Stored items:
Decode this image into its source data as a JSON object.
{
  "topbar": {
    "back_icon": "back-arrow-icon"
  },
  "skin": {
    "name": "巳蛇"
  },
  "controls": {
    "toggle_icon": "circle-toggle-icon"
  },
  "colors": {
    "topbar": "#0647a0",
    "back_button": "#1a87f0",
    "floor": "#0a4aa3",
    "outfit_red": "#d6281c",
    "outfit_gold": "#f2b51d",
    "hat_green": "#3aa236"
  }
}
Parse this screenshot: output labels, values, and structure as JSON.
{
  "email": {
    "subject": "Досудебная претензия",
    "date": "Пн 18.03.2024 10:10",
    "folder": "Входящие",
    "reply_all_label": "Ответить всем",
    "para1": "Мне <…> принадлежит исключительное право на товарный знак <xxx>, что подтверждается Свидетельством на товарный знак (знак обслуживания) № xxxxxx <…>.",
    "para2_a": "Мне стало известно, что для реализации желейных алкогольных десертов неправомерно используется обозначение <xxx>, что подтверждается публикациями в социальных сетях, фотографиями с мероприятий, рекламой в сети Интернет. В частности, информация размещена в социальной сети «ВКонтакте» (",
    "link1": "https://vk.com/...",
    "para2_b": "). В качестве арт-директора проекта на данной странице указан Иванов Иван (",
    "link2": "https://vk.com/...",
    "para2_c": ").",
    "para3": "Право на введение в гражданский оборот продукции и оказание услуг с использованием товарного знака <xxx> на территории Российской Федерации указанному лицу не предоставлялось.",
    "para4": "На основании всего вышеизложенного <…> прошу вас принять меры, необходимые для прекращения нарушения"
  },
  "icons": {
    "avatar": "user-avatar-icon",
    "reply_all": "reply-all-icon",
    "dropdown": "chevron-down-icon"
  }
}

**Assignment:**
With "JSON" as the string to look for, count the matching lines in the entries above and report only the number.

**Solution to this exercise:**
2